Miller trained the students through his regular lectures, his copious writings (including a manual on preaching), and his sermons. To him, preaching was a spiritual calling that an ordained pastor could never put aside in this life. His commitment to remain faithful to this calling and never merge his office “as a minister of the gospel in that of professor” was part of his seven resolutions.
Samuel Miller – Conscientious Pastor and Teacher
In 1813, Samuel Miller was offered a position as Professor of Ecclesiastical History and Church Government at the newly established Princeton Theological Seminary. At that time, the Seminary had only one teacher, who was also its founder and president: Archibald Alexander. Miller accepted the offer after much prayer and consideration.

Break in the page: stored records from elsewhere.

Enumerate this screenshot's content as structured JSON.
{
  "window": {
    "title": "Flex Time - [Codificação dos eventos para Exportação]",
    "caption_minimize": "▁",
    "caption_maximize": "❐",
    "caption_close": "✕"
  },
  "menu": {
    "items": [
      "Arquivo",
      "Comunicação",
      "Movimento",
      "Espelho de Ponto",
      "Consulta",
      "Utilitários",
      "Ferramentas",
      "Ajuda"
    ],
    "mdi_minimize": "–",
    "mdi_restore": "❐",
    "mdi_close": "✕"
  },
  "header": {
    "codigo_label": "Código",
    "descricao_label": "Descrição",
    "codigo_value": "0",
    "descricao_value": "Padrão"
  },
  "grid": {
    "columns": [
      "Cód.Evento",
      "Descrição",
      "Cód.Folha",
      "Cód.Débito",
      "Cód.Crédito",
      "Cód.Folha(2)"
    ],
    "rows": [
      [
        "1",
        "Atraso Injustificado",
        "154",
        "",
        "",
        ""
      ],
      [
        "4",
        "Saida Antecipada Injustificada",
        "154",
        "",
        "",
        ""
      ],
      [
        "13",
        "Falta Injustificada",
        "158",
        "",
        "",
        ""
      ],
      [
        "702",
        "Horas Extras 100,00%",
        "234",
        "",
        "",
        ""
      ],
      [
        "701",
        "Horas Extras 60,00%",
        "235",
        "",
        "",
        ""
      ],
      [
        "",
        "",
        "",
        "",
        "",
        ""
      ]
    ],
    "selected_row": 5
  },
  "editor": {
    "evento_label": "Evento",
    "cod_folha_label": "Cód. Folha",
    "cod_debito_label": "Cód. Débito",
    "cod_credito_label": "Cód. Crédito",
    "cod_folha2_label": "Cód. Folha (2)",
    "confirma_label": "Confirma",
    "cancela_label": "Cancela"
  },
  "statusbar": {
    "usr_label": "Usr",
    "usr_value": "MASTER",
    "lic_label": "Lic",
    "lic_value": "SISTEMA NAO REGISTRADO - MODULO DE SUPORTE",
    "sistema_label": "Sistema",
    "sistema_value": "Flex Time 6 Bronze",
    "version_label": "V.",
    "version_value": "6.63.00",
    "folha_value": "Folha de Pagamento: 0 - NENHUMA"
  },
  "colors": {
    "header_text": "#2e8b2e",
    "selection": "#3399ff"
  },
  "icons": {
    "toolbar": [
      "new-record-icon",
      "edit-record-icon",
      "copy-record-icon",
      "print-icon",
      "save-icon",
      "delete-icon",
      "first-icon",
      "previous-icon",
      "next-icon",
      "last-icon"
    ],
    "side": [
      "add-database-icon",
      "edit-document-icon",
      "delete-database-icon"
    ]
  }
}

While reflecting on his task ahead and the unusual situation of working as second-in-charge in a two-men administration, he wrote a short list of resolutions. Making resolutions is still a common practice, and it was so particularly at that time (most people are familiar with Jonathan Edwards’ 70 resolutions). Miller made only seven. What stands out about them is their focus on the task ahead and a tremendous sense of responsibility, born of his concern for God’s glory and the men who were to be committed to his care.

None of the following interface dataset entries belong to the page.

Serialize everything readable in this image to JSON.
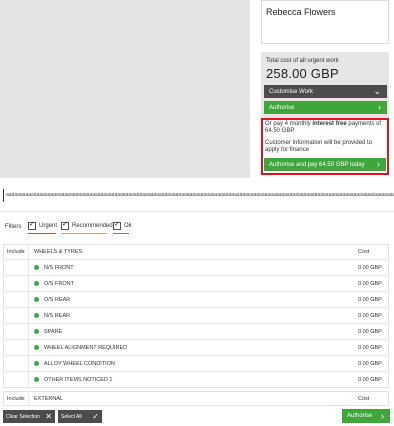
{
  "customer": {
    "name": "Rebecca Flowers"
  },
  "cost": {
    "label": "Total cost of all urgent work",
    "value": "258.00 GBP",
    "customise_label": "Customise Work",
    "authorise_label": "Authorise"
  },
  "finance": {
    "prefix": "Or pay 4 monthly ",
    "bold": "interest free",
    "suffix": " payments of 64.50 GBP",
    "info": "Customer information will be provided to apply for finance",
    "button_label": "Authorise and pay 64.50 GBP today"
  },
  "notes_value": "aaaaaaaaaaaaaaaaaaaaaaaaaaaaaaaaaaaaaaaaaaaaaaaaaaaaaaaaaaaaaaaaaaaaaaaaaaaaaaaaaaaaaaaaaaaaaaaaaaaaaaaaaaaaaaaaaaaaaaaaaaaaaaaaaaaaaaaaaaaaaaaaaaaaaaaaaaaaaaaaaaaaaaaaaaaaaaaaaaaaaaaa",
  "filters": {
    "label": "Filters",
    "urgent": "Urgent",
    "recommended": "Recommended",
    "ok": "Ok"
  },
  "table": {
    "include_header": "Include",
    "section": "WHEELS & TYRES",
    "cost_header": "Cost",
    "items": [
      {
        "name": "N/S FRONT",
        "cost": "0.00 GBP"
      },
      {
        "name": "O/S FRONT",
        "cost": "0.00 GBP"
      },
      {
        "name": "O/S REAR",
        "cost": "0.00 GBP"
      },
      {
        "name": "N/S REAR",
        "cost": "0.00 GBP"
      },
      {
        "name": "SPARE",
        "cost": "0.00 GBP"
      },
      {
        "name": "WHEEL ALIGNMENT REQUIRED",
        "cost": "0.00 GBP"
      },
      {
        "name": "ALLOY WHEEL CONDITION",
        "cost": "0.00 GBP"
      },
      {
        "name": "OTHER ITEMS NOTICED 1",
        "cost": "0.00 GBP"
      }
    ]
  },
  "table2": {
    "include_header": "Include",
    "section": "EXTERNAL",
    "cost_header": "Cost"
  },
  "bottom": {
    "clear_label": "Clear Selection",
    "select_all_label": "Select All",
    "authorise_label": "Authorise"
  },
  "colors": {
    "green": "#3ea63a",
    "dark": "#4c4c4c",
    "highlight_red": "#e0141e"
  }
}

After resolving to remember who he was as a servant of Christ for the benefit of his students, he focused on his upcoming relationship with Alexander: ”Resolved, that I will endeavor, by the grace of God, so to conduct myself toward my colleague in the seminary, as never to give to give the least reasonable ground of offence. It shall be my aim, by divine help, ever to treat him with the most scrupulous respect and delicacy, and never to wound his feelings, if I know how to avoid it.”
He knew by experience (through a difficult relationship in New York) that avoiding giving offense to others was not enough. “By the grace of God,” he added, “I will, in no case, take offence at his treatment of me.”
On this last clause, he was both emphatic and specific. He was determined to do it, he said, “whatever may be the sacrifice of my personal feelings – whatever may be the consequence – I will not take offence, unless I am called upon to relinquish truth or duty. I not only will never, the Lord helping me, indulge a jealous, envious, or suspicious temper toward him; but I will, in no case, allow myself to be wounded by any slight, or appearance of disrespect.